I know I found the GOP convention more than underwhelming – as, it appears, did everyone else. But the core economic fundamentals of this campaign still make Obama’s re-election historically unlikely. One formula for prediction that relies entirely on economic factors shows Obama losing big – with only 45 percent of the vote. But, of course, even its authors understand that politics – as well as economics – matters, and their formula should not have Obama slightly ahead at this point, given unemployment and growth. Reagan won re-election in a landslide with an unemployment rate of 7.4 averaged over his last year. But the improvement was happening in his final year, the perfect timing. More to the point:

Reagan benefited from a 6 percent rise in per capita disposable income in the year ending in September of 1984.

Where’s Obama on this score?

DPI-per-capita-growth-since-2000
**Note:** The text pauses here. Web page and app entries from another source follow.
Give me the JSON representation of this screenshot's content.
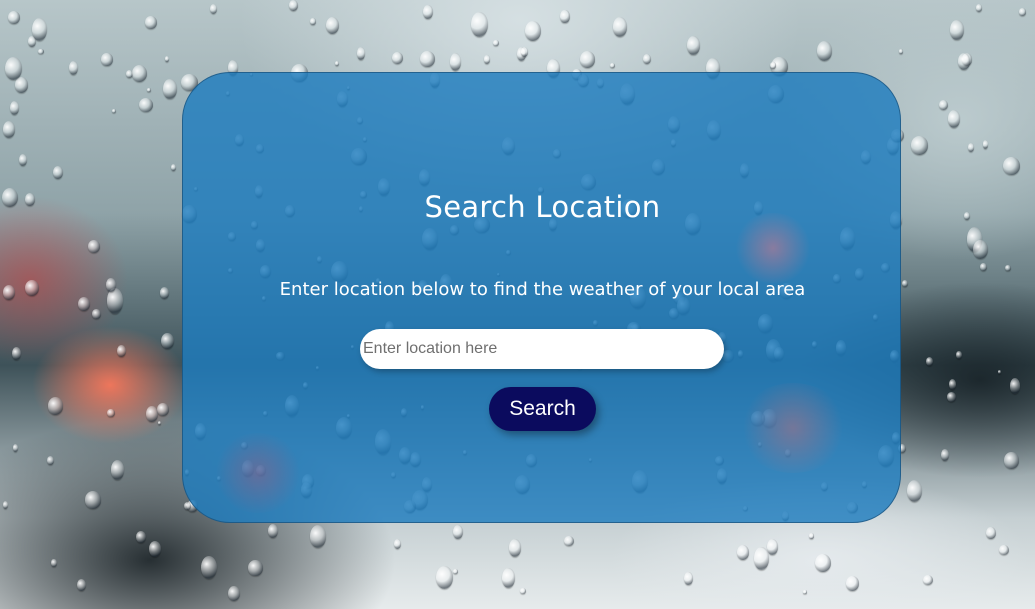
{
  "search_card": {
    "title": "Search Location",
    "subtitle": "Enter location below to find the weather of your local area",
    "input": {
      "placeholder": "Enter location here",
      "value": ""
    },
    "search_button_label": "Search"
  },
  "colors": {
    "card_background": "#1e7dbe",
    "button_background": "#0b0b5e",
    "text": "#ffffff",
    "input_background": "#ffffff"
  }
}
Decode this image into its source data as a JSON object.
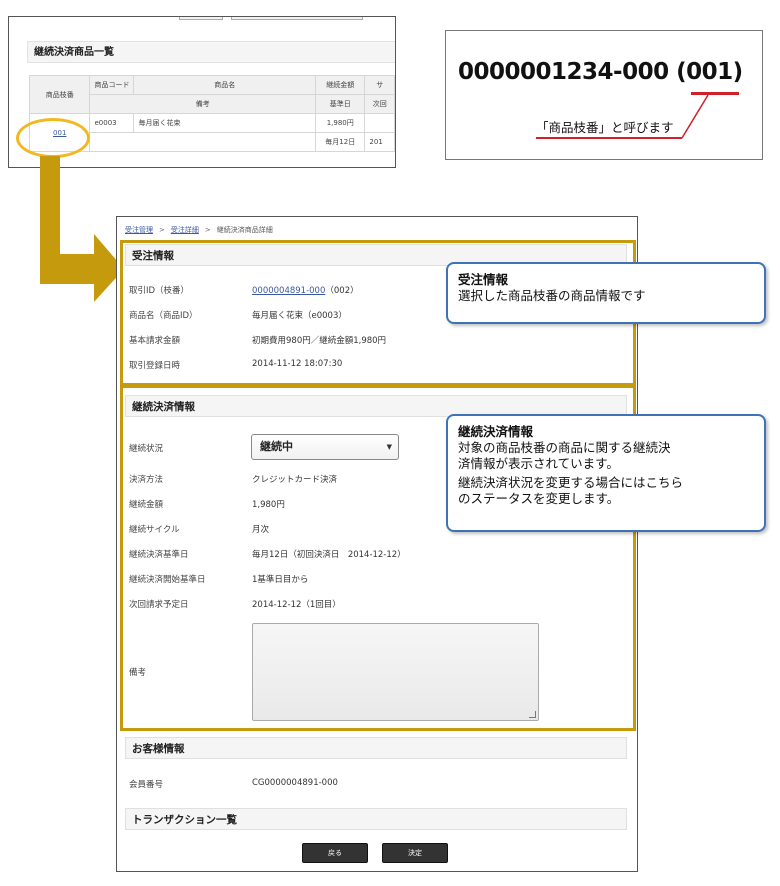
{
  "snippet": {
    "section_title": "継続決済商品一覧",
    "headers": {
      "branch": "商品枝番",
      "code": "商品コード",
      "name": "商品名",
      "amount": "継続金額",
      "next_col": "サ",
      "remarks": "備考",
      "base_day": "基準日",
      "next_col2": "次回"
    },
    "row": {
      "branch": "001",
      "code": "e0003",
      "name": "毎月届く花束",
      "amount": "1,980円",
      "base_day": "毎月12日",
      "next": "201"
    }
  },
  "explain": {
    "code": "0000001234-000 (001)",
    "caption": "「商品枝番」と呼びます"
  },
  "breadcrumb": {
    "item1": "受注管理",
    "item2": "受注詳細",
    "item3": "継続決済商品詳細"
  },
  "order_info": {
    "title": "受注情報",
    "rows": [
      {
        "label": "取引ID（枝番）",
        "value": "0000004891-000",
        "extra": "（002）"
      },
      {
        "label": "商品名（商品ID）",
        "value": "毎月届く花束（e0003）"
      },
      {
        "label": "基本請求金額",
        "value": "初期費用980円／継続金額1,980円"
      },
      {
        "label": "取引登録日時",
        "value": "2014-11-12 18:07:30"
      }
    ]
  },
  "continuous_info": {
    "title": "継続決済情報",
    "status_label": "継続状況",
    "status_value": "継続中",
    "rows": [
      {
        "label": "決済方法",
        "value": "クレジットカード決済"
      },
      {
        "label": "継続金額",
        "value": "1,980円"
      },
      {
        "label": "継続サイクル",
        "value": "月次"
      },
      {
        "label": "継続決済基準日",
        "value": "毎月12日（初回決済日　2014-12-12）"
      },
      {
        "label": "継続決済開始基準日",
        "value": "1基準日目から"
      },
      {
        "label": "次回請求予定日",
        "value": "2014-12-12（1回目）"
      }
    ],
    "remarks_label": "備考"
  },
  "customer_info": {
    "title": "お客様情報",
    "member_label": "会員番号",
    "member_value": "CG0000004891-000"
  },
  "transaction": {
    "title": "トランザクション一覧"
  },
  "buttons": {
    "back": "戻る",
    "confirm": "決定"
  },
  "callouts": {
    "order": {
      "title": "受注情報",
      "body": "選択した商品枝番の商品情報です"
    },
    "continuous": {
      "title": "継続決済情報",
      "line1": "対象の商品枝番の商品に関する継続決",
      "line2": "済情報が表示されています。",
      "line3": "継続決済状況を変更する場合にはこちら",
      "line4": "のステータスを変更します。"
    }
  },
  "colors": {
    "highlight_frame": "#c59a0c",
    "circle": "#f2b820",
    "callout_border": "#3f73b8",
    "underline_red": "#d0202a",
    "link": "#3a58a3"
  }
}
You’ll see that nominal average disposable income is up by 10 percent in nominal terms since the trough of the recession, and up by around 5 percent in real terms. But the key point is that average disposable income is back up under Obama in real terms to where it was in December 2007. Here’s another graph from the St Louis Fed of total DPI:

DSPI_Max_630_378

Doug Short summarizes:

The interim trough was in November of 2011. Eight months later, real DPI per capita is up 2.02%. Month-over-month July real DPI per capita growth is up 0.26% and 1.30% year-over-year.

Which means he has a chance – just not as good as Reagan’s – whose recession was much milder and who had far more money to throw at it.